One of the hardest things about being a headache patient is that it’s an invisible affliction.  Nothing is more important to a headache patient than having a provider who understands, is supportive and knowledgeable about their health issues. It’s the ultimate key to improvement in health outcomes and lifestyle changes.

Welcome to the HeadFirst PNP blog

Hi, my name is Vickie and I am a PNP working in pediatric headache/pain medicine for the past 10+ years.  I’ve been a nurse for 37 years and a PNP for 21 years, so I have plenty of experience under my belt.  I’ve started this blog to share some information and insights I have gained over the years, with other providers and colleagues.

Headaches are one of the most common reasons that patients visit their pediatricians. There is a lot of information out there about headaches, most of it geared to adults.  I looked around the blogosphere and only found blogs about headaches/migraines by people who suffer with headaches, particularly migraineurs.  While many of these blogs are interesting, none really looked at the headache world from a provider’s perspective.  So I decided to create my own information stream, sharing helpful guidelines and strategies, up and coming research initiatives, and personal insights.

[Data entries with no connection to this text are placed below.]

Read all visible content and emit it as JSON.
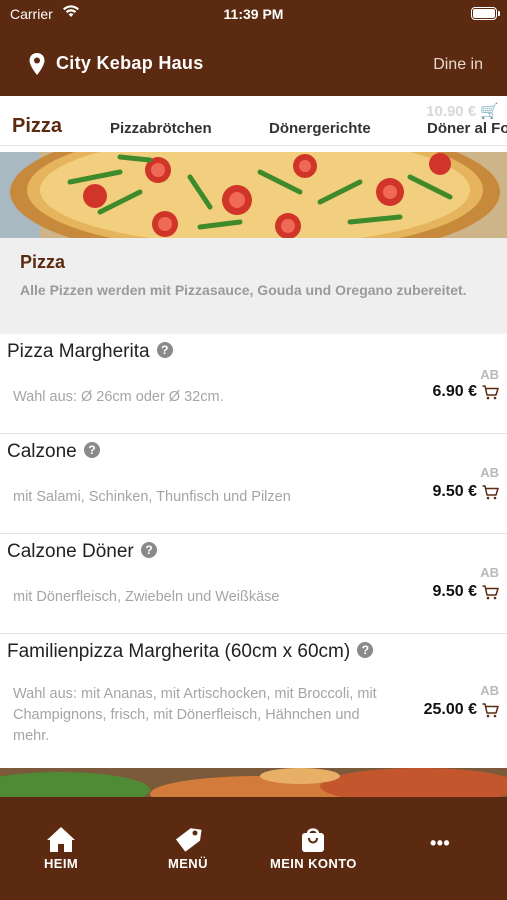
{
  "status_bar": {
    "carrier": "Carrier",
    "time": "11:39 PM"
  },
  "header": {
    "shop_name": "City Kebap Haus",
    "mode": "Dine in"
  },
  "tabs": [
    {
      "label": "Pizza",
      "active": true
    },
    {
      "label": "Pizzabrötchen"
    },
    {
      "label": "Dönergerichte"
    },
    {
      "label": "Döner al Fo"
    }
  ],
  "tabs_ghost_price": "10.90 € 🛒",
  "category": {
    "title": "Pizza",
    "description": "Alle Pizzen werden mit Pizzasauce, Gouda und Oregano zubereitet."
  },
  "items": [
    {
      "name": "Pizza Margherita",
      "description": "Wahl aus: Ø 26cm oder Ø 32cm.",
      "ab": "AB",
      "price": "6.90 €"
    },
    {
      "name": "Calzone",
      "description": "mit Salami, Schinken, Thunfisch und Pilzen",
      "ab": "AB",
      "price": "9.50 €"
    },
    {
      "name": "Calzone Döner",
      "description": "mit Dönerfleisch, Zwiebeln und Weißkäse",
      "ab": "AB",
      "price": "9.50 €"
    },
    {
      "name": "Familienpizza Margherita (60cm x 60cm)",
      "description": "Wahl aus: mit Ananas, mit Artischocken, mit Broccoli, mit Champignons, frisch, mit Dönerfleisch, Hähnchen und mehr.",
      "ab": "AB",
      "price": "25.00 €"
    }
  ],
  "help_glyph": "?",
  "tabbar": {
    "home": "HEIM",
    "menu": "MENÜ",
    "account": "MEIN KONTO",
    "more": "•••"
  },
  "colors": {
    "brand": "#5b2a10",
    "background": "#ffffff",
    "category_bg": "#efefef",
    "muted_text": "#a5a5a5"
  },
  "icons": [
    "wifi-icon",
    "battery-icon",
    "location-pin-icon",
    "cart-icon",
    "help-icon",
    "home-icon",
    "tag-icon",
    "shopping-bag-icon",
    "more-icon"
  ]
}
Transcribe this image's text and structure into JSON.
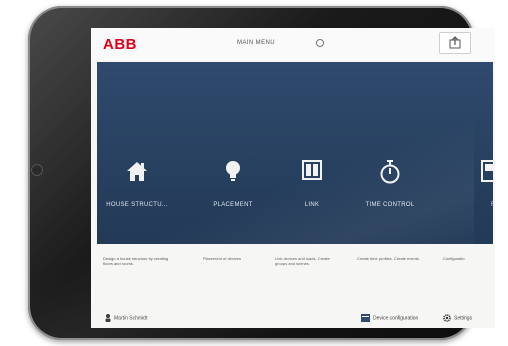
{
  "header": {
    "logo": "ABB",
    "title": "MAIN MENU"
  },
  "tiles": [
    {
      "label": "HOUSE STRUCTU...",
      "icon": "house-icon",
      "description": "Design a house structure by creating floors and rooms."
    },
    {
      "label": "PLACEMENT",
      "icon": "lightbulb-icon",
      "description": "Placement of devices"
    },
    {
      "label": "LINK",
      "icon": "link-icon",
      "description": "Link devices and loads. Create groups and scenes."
    },
    {
      "label": "TIME CONTROL",
      "icon": "timer-icon",
      "description": "Create time profiles. Create events."
    },
    {
      "label": "F",
      "icon": "panel-icon",
      "description": "Configuratio"
    }
  ],
  "footer": {
    "user": "Martin Schmidt",
    "device_config": "Device configuration",
    "settings": "Settings"
  },
  "colors": {
    "brand": "#e2001a",
    "panel": "#2b4466"
  }
}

Headaches in children and teens are different from those in adults. There are many reasons why, such as genetics, biological, psychological and sociological factors, school and environmental factors.  What I do know is that headaches are a source of frequent school absence, family disruption and unnecessary pain.  By sharing my thoughts and ideas, I hope to improve the lives of both our patients/families and those who so diligently care for them.

Join me for a ride on the headache rollercoaster!